Barataria Bay Light Station, erected in 1857, was one of four lighthouses established around the same time by Army Captain Danville Leadbetter, the district lighthouse engineer. Following a similar plan to the lights at Sabine Pass, Timbalier Bay, and Aransas Pass, the octagonal brick tower held a fourth-order Fresnel lens 60 feet above sea level, showing 270 degrees. Due to a problem in shipping the lens to the station, the Barataria Bay light was not shown until nearly 7 months after the other three lights.
After two years of operation, the light was discontinued as an unnecessary expense. During the Civil War, however, a light was shown from the tower to help guide troops through the marshes. After the war, the station was refurbished and reopened, returning to normal operations on January 10, 1865.

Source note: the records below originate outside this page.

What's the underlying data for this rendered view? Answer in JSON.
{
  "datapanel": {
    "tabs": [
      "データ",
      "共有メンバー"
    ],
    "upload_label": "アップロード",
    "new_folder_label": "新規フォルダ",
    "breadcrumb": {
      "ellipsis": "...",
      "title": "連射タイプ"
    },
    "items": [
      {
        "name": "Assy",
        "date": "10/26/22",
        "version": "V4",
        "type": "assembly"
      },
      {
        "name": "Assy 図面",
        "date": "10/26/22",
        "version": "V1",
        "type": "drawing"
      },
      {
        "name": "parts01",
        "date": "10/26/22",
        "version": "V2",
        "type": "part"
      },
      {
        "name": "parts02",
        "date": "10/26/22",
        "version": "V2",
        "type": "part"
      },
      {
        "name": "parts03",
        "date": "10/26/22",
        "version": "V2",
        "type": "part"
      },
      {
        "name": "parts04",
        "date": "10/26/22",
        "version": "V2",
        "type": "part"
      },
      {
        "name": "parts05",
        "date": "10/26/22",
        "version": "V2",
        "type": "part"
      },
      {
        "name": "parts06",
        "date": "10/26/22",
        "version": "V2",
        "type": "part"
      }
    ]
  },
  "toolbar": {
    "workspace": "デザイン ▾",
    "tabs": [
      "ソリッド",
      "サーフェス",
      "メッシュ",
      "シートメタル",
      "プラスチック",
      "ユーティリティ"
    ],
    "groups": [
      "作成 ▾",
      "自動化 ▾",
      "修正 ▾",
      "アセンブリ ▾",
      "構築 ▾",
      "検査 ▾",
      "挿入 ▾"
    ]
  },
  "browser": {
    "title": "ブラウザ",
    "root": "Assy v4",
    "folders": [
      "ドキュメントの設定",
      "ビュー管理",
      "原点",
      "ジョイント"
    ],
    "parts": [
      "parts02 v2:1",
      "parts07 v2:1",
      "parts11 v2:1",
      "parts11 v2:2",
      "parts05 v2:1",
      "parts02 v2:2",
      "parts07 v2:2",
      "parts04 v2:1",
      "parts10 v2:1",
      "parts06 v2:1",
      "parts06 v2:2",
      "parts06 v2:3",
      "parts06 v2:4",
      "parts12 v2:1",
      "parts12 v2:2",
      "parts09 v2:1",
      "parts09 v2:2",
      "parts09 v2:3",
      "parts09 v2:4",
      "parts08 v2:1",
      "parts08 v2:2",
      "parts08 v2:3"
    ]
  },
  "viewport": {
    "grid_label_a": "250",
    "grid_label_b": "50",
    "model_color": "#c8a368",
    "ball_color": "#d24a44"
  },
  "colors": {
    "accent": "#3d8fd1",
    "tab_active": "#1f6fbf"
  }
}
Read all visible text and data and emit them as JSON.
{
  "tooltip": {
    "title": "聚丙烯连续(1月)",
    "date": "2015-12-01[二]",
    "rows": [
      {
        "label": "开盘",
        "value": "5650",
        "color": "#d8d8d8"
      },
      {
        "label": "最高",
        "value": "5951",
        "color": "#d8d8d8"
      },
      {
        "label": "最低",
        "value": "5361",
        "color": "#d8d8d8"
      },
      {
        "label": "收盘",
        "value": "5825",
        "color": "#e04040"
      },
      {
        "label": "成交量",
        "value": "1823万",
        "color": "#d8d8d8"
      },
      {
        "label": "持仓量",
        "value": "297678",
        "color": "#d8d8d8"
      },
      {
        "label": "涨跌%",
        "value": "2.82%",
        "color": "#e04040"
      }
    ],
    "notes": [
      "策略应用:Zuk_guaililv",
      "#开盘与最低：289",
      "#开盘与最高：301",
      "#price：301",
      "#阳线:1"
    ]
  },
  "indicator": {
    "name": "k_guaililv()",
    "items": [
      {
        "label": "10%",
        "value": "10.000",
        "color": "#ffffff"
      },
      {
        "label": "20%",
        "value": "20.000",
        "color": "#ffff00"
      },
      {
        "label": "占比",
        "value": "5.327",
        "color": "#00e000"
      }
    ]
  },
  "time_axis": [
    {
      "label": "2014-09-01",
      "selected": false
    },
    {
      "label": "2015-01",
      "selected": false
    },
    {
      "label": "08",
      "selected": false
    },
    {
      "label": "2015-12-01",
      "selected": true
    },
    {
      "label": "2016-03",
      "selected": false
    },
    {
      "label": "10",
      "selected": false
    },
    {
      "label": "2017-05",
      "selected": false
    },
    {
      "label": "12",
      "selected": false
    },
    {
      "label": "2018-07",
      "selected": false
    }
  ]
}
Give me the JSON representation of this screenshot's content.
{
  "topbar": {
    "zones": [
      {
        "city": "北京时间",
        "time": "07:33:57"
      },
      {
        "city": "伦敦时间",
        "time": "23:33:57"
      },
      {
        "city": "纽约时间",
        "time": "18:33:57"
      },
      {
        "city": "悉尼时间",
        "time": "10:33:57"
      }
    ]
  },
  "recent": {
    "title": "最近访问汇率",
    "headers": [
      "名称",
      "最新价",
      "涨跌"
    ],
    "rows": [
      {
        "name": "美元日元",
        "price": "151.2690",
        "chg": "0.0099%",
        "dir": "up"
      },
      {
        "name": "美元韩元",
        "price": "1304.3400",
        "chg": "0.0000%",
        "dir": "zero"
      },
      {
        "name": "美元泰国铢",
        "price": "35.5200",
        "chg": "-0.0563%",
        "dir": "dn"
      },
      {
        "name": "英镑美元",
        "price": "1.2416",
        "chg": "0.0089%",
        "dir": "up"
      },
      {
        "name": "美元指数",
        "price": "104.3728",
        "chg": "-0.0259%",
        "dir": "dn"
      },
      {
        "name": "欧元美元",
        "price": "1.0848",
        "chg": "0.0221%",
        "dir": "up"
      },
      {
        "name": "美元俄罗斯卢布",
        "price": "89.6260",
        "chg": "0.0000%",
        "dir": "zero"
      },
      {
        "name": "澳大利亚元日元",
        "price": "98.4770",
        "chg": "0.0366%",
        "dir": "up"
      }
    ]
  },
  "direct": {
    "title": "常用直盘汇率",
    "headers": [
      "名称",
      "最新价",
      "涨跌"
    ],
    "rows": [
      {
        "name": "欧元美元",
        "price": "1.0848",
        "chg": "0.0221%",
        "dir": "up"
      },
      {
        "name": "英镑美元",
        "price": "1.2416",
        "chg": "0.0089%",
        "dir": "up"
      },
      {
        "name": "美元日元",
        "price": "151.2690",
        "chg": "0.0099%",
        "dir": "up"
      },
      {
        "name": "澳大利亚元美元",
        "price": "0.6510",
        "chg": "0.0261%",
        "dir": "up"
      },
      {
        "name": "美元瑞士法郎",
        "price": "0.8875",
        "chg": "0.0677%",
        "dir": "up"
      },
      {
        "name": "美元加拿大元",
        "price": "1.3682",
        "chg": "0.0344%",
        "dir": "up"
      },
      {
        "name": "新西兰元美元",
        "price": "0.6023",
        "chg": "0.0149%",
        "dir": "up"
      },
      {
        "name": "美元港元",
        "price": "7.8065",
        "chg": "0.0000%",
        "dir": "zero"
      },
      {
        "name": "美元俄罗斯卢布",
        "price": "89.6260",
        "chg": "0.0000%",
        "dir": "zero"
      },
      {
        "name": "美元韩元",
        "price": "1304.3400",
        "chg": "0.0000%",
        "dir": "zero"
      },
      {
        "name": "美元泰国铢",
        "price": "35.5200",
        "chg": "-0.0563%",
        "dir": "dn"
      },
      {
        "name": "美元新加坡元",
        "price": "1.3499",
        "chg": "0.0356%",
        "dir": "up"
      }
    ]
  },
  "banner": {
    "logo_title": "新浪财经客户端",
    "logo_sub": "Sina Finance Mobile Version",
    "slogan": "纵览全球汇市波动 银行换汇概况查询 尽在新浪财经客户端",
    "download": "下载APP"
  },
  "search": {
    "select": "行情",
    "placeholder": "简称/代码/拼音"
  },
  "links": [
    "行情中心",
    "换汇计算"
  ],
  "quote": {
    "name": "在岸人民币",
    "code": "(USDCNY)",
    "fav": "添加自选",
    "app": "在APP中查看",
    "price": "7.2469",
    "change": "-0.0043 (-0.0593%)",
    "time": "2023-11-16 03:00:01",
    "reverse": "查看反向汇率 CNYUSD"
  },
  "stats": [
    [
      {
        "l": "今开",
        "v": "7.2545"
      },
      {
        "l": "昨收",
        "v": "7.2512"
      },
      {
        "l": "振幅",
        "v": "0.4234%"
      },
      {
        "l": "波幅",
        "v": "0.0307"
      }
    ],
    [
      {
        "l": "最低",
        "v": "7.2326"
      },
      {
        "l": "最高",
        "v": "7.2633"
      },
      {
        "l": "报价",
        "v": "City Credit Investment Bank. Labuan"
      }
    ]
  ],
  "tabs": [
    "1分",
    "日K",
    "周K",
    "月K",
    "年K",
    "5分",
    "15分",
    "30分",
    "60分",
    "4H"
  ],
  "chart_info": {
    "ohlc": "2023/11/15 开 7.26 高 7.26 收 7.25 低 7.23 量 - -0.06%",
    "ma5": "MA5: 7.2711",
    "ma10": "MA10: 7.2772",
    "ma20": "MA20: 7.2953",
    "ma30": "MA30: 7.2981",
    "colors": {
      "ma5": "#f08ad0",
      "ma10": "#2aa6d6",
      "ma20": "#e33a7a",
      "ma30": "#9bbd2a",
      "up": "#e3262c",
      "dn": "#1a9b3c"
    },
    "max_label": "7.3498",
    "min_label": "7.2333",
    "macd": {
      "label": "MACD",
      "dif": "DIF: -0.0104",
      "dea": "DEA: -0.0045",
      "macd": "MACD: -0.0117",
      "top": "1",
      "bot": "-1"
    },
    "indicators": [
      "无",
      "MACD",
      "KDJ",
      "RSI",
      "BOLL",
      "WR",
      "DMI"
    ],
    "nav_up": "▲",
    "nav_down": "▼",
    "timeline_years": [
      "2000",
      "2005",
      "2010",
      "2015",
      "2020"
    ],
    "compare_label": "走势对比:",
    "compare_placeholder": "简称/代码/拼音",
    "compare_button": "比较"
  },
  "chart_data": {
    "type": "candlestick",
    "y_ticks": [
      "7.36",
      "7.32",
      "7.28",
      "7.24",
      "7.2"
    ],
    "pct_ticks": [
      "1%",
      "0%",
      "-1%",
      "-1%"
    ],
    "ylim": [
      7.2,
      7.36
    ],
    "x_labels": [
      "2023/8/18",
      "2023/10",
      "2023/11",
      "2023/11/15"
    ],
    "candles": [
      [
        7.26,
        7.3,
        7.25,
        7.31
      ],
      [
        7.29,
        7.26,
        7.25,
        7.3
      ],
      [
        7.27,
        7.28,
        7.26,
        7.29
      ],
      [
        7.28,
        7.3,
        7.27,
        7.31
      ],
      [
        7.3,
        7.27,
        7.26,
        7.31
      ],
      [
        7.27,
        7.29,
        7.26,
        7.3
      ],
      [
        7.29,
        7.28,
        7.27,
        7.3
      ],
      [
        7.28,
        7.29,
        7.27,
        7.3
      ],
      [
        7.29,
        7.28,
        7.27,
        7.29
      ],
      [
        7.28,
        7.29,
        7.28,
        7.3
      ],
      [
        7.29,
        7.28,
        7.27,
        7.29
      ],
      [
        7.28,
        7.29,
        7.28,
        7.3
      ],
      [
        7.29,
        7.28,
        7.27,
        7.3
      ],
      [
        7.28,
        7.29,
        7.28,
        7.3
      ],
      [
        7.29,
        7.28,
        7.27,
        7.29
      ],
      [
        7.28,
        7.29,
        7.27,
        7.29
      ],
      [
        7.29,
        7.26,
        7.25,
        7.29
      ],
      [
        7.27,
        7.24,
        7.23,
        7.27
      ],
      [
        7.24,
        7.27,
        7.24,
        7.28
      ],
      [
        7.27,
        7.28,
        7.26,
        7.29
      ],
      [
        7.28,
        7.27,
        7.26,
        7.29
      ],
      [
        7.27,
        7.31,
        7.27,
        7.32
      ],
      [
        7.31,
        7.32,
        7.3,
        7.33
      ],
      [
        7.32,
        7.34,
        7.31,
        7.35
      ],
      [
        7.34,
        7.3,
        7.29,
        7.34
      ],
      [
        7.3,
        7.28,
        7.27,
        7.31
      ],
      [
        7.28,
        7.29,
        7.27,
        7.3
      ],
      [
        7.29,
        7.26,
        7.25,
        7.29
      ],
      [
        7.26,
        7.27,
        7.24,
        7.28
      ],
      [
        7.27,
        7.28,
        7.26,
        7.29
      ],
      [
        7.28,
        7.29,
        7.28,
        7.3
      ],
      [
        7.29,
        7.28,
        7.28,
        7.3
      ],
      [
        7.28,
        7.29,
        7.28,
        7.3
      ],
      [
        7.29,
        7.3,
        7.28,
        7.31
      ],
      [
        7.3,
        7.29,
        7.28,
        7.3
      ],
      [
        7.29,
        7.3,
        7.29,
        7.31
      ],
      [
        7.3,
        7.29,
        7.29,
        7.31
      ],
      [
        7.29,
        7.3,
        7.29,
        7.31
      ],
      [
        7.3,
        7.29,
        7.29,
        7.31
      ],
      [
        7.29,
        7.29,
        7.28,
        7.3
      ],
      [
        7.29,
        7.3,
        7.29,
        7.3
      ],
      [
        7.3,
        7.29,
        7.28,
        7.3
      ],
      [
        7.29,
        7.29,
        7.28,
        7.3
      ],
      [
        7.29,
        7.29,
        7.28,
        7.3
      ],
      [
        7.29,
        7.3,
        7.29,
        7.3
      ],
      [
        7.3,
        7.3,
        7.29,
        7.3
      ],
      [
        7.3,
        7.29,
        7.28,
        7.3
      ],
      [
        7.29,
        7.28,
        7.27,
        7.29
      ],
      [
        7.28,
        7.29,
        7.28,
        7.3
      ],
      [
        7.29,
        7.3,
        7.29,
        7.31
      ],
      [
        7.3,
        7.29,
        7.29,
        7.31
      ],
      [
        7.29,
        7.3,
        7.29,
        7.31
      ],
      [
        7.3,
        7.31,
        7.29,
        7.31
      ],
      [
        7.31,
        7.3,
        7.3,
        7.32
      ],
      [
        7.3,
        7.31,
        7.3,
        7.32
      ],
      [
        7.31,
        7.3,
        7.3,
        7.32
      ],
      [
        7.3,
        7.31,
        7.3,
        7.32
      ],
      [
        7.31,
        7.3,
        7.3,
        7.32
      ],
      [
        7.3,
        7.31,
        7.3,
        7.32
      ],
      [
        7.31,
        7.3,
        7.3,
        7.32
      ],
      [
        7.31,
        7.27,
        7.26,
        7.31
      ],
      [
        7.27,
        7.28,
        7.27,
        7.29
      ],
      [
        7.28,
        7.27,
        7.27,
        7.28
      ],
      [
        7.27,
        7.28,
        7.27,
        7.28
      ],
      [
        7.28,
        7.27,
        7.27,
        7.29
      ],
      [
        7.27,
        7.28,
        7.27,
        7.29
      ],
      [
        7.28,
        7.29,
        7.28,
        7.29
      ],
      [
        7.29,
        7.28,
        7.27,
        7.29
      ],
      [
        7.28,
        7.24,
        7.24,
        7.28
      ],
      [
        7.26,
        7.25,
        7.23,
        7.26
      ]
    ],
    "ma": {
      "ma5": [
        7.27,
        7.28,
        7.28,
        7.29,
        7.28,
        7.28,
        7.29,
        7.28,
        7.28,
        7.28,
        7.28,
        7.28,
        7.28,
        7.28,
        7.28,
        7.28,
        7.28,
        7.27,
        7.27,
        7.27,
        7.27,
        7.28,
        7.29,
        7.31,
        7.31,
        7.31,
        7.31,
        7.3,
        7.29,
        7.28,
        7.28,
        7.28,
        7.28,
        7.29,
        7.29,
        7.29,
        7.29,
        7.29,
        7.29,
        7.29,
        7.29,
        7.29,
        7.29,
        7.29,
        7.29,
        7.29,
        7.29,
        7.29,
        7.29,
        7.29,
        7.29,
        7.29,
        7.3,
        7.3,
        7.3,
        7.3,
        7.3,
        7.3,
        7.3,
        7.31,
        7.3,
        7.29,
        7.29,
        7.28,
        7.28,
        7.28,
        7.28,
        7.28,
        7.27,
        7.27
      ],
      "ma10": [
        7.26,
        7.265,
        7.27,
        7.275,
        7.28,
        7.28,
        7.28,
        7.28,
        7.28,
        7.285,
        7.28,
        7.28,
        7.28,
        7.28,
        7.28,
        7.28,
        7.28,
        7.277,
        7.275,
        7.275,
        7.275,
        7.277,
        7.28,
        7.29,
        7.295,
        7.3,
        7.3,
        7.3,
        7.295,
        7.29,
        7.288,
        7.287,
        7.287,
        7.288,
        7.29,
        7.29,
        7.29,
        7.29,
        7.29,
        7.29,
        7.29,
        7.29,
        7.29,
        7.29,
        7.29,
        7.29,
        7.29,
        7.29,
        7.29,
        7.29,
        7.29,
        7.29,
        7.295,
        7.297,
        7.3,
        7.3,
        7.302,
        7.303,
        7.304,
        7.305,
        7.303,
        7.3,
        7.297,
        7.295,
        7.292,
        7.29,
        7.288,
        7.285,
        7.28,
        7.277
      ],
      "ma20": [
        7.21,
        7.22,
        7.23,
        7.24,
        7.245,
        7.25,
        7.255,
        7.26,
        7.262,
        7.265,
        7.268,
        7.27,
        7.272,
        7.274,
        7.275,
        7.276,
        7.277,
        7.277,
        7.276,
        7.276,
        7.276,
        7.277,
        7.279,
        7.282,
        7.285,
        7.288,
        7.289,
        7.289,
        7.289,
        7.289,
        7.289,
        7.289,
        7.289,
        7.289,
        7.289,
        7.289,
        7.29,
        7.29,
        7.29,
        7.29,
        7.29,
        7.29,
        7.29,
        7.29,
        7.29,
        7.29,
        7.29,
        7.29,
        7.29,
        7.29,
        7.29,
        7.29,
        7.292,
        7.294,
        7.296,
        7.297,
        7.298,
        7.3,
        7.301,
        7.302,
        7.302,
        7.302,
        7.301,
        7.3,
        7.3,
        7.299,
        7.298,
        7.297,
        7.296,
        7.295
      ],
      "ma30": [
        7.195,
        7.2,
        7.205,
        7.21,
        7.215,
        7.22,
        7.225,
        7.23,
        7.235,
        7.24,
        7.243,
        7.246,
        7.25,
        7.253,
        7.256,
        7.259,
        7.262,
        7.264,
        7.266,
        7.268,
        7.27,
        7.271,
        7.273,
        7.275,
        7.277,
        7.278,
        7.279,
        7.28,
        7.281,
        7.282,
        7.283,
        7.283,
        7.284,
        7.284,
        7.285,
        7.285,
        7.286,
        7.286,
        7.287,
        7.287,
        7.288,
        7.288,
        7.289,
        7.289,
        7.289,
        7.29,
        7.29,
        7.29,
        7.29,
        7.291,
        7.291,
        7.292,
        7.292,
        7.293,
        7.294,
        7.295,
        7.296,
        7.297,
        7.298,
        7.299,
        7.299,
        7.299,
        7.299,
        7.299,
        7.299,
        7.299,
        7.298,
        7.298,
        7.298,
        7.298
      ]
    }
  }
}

In 1893, a hurricane ripped through the area, causing disaster and completely wrecking the station. Nearly half of the more than 1,500 locals were reported missing after the storm. The Lighthouse Board eventually decided to replace the tower, and in 1897 a square, timber-frame tower was erected. The 66-foot tower displayed a fourth-order Fresnel lens 77 feet above sea level.
Just after World War II, the station was automated by the Coast Guard and tended by USCG personnel stationed at the Grand Isle station.